R.A.Moog minimoog

Some time ago, I was lucky enough to pick up an early RA Moog minimoog, built at the company's Trumansburg factory.
The first minis were built entirely from discrete components, without a single integrated circuit.
Although many minis were 'upgraded' with later boards, mine has retained it's original discrete vco board as shown below.

Look Ma ! No ICs...
click image for rear view

Only problem was, the service manual makes no mention of this board, it has a very different PCB layout, and three extra preset adjustments for tuning labelled LEVEL.
After spending some time with the schematics I worked out what these extra 'level' controls were for, and how they are involved in the adjustment process.

The level controls set the gain of the buffer amp after the sawtooth core of each oscillator.
The level of the sawtooth has most effect on the sawtooth to triangle wave convertor. If the level adjustment is wrong, there will be a step in the triangle wave at its positive peak, that alters the sound noticeably.
Once the level control is adjusted for the correct triangle wave shape, the range and scale controls can be adjusted as per the normal vco tuning procedure.

This image indicates the three points (at the left hand side, in red) on the circuit board where the triangle wave can be found for each oscillator.
Hook a scope up to each of these points in turn, remembering to hook up the earth probe too - an audio jack shield will do, then adjust the level control (the leftmost controls) until you see a proper triangle wave, without a step.
Once that's done for each vco, continue with the range and scaling as usual. There are plenty other sites on the web that will tell you the rest of the procedure.
The Range controls are in the centre, the Scale controls on the right.
The octave scale is just below the range controls.
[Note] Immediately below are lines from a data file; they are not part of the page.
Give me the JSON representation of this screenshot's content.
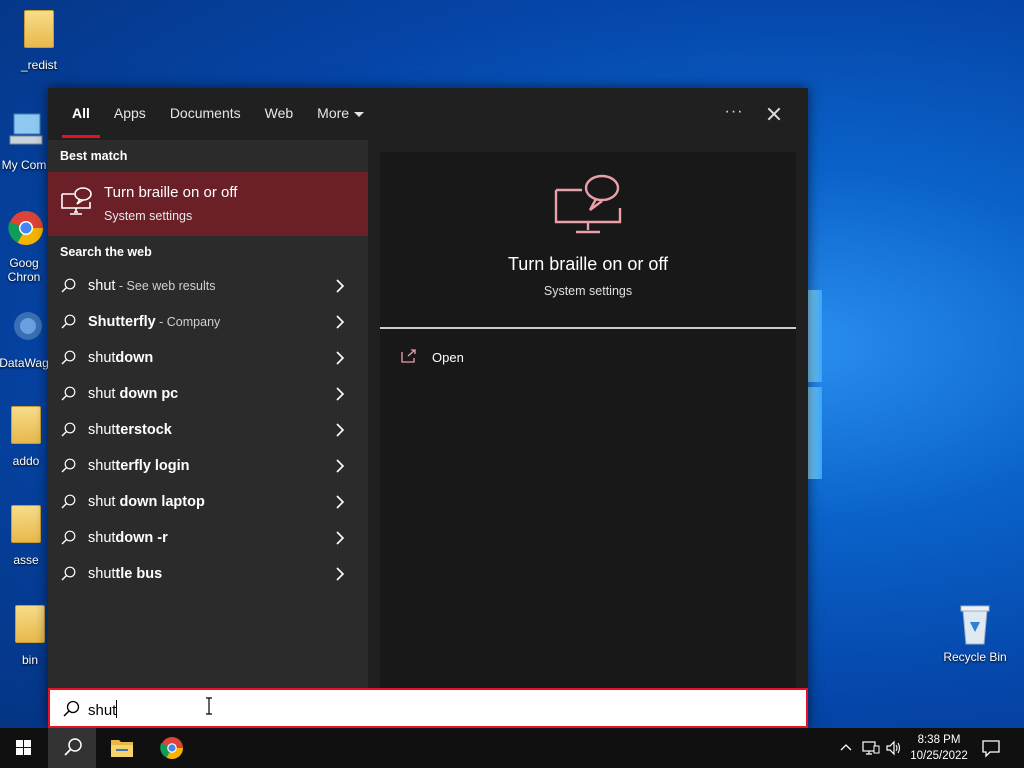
{
  "desktop": {
    "icons": [
      {
        "label": "_redist",
        "icon": "folder-icon"
      },
      {
        "label": "My Com",
        "icon": "computer-icon"
      },
      {
        "label": "Goog",
        "label2": "Chron",
        "icon": "chrome-icon"
      },
      {
        "label": "DataWag",
        "icon": "app-icon"
      },
      {
        "label": "addo",
        "icon": "folder-icon"
      },
      {
        "label": "asse",
        "icon": "folder-icon"
      },
      {
        "label": "bin",
        "icon": "folder-icon"
      }
    ],
    "recycle_bin": "Recycle Bin"
  },
  "search_panel": {
    "tabs": [
      "All",
      "Apps",
      "Documents",
      "Web",
      "More"
    ],
    "active_tab": "All",
    "best_match_heading": "Best match",
    "best_match": {
      "title": "Turn braille on or off",
      "subtitle": "System settings"
    },
    "search_web_heading": "Search the web",
    "web_results": [
      {
        "prefix": "shut",
        "bold": "",
        "suffix": " - See web results"
      },
      {
        "prefix": "Shutterfly",
        "bold": "",
        "suffix": " - Company"
      },
      {
        "prefix": "shut",
        "bold": "down",
        "suffix": ""
      },
      {
        "prefix": "shut",
        "bold": " down pc",
        "suffix": ""
      },
      {
        "prefix": "shut",
        "bold": "terstock",
        "suffix": ""
      },
      {
        "prefix": "shut",
        "bold": "terfly login",
        "suffix": ""
      },
      {
        "prefix": "shut",
        "bold": " down laptop",
        "suffix": ""
      },
      {
        "prefix": "shut",
        "bold": "down -r",
        "suffix": ""
      },
      {
        "prefix": "shut",
        "bold": "tle bus",
        "suffix": ""
      }
    ],
    "preview": {
      "title": "Turn braille on or off",
      "subtitle": "System settings",
      "open_label": "Open"
    },
    "query": "shut"
  },
  "taskbar": {
    "time": "8:38 PM",
    "date": "10/25/2022"
  },
  "colors": {
    "accent_red": "#e81123",
    "best_match_bg": "#6b2028",
    "icon_pink": "#e9a0a8"
  }
}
Minimoog oscillator board wiring diagram (651k pdf)
Note that this wiring diagram includes the buffer board and octave range selector resistors for later minis.
The earliest boards do not need the buffer board, and use four 10R resistors and one 47R.

Last update: 18th March 2008